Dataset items
+ + + + + + +
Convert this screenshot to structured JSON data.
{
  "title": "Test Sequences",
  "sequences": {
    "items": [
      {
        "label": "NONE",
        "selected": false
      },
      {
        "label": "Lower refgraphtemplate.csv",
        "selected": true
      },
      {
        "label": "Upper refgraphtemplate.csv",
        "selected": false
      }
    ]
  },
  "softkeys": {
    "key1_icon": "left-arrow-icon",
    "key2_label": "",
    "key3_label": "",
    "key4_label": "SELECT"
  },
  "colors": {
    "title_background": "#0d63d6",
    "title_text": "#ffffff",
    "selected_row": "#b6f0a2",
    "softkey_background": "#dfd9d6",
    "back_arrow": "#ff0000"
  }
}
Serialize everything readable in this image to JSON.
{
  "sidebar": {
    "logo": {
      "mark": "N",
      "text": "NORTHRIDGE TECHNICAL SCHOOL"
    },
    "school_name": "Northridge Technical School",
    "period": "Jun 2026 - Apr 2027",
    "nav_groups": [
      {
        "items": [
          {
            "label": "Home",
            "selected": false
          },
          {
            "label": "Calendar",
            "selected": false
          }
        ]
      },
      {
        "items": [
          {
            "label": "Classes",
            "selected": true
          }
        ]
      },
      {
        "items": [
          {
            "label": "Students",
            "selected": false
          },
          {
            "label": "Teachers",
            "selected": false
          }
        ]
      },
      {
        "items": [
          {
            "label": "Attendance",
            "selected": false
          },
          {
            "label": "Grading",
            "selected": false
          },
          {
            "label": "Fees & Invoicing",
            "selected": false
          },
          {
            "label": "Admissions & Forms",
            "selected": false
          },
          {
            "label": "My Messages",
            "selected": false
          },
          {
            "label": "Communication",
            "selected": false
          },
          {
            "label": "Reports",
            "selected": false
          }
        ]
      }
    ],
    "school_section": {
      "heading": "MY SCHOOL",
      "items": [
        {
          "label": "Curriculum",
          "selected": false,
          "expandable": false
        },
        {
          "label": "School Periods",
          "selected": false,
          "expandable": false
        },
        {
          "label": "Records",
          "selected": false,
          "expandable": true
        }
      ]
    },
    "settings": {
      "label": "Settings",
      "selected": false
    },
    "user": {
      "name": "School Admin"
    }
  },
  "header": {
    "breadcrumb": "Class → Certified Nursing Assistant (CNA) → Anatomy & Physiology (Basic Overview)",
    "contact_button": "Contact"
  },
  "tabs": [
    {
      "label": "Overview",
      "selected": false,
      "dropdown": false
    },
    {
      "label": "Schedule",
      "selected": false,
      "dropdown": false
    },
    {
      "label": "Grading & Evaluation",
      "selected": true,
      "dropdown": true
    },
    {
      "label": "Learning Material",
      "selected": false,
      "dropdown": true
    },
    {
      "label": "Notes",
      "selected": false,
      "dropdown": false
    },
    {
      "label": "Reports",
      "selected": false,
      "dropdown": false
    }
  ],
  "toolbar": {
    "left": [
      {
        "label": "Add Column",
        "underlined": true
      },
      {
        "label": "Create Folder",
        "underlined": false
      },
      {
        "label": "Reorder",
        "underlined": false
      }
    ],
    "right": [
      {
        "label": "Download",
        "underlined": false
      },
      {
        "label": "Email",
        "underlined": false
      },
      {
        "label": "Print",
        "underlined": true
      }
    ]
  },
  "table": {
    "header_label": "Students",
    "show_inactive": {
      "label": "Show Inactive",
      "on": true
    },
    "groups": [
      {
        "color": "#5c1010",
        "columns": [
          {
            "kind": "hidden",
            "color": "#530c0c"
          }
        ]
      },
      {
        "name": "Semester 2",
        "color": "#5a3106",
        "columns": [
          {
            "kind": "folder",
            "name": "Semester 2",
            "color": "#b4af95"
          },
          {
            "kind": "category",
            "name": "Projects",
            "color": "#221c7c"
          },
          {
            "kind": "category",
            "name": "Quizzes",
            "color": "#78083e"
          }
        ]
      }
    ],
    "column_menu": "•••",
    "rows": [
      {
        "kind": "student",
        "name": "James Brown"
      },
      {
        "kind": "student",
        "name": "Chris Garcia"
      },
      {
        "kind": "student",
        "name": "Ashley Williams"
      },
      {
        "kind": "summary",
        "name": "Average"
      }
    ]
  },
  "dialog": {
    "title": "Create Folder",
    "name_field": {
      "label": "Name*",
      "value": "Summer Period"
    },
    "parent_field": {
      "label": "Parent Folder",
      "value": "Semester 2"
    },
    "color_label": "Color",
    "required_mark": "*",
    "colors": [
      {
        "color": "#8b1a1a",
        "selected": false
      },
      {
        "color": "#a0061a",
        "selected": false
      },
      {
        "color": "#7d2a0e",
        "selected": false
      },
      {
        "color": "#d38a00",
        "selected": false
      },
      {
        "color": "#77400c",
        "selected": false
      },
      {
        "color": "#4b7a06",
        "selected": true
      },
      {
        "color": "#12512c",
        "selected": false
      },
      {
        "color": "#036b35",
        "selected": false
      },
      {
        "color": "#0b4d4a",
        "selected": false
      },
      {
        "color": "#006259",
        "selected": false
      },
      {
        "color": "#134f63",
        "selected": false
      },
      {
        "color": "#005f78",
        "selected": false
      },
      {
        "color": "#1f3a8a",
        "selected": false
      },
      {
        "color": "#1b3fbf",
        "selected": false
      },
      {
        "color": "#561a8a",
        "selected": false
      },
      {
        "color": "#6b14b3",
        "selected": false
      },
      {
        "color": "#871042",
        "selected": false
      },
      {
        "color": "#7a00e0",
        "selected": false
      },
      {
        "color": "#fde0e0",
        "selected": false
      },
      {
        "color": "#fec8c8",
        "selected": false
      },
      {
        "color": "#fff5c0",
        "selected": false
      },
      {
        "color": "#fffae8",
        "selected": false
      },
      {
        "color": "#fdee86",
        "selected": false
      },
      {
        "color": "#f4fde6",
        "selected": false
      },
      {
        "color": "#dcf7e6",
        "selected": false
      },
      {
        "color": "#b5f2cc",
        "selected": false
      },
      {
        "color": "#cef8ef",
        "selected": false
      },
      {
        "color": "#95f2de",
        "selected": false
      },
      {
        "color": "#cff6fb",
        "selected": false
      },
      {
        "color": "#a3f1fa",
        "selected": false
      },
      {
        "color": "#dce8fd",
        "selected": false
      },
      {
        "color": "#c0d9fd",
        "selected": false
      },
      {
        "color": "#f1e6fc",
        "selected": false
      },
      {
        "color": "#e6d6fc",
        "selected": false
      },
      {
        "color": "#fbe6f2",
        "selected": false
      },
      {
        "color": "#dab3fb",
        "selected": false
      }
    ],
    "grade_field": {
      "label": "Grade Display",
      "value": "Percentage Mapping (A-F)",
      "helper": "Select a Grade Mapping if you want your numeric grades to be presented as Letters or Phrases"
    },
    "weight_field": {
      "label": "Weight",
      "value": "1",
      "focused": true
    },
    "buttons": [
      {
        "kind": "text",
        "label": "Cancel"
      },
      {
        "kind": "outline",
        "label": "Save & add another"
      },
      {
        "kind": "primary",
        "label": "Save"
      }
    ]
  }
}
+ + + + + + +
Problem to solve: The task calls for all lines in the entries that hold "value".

Reply to the exercise:
      "value": "Summer Period"
      "value": "Semester 2"
      "value": "Percentage Mapping (A-F)",
      "value": "1",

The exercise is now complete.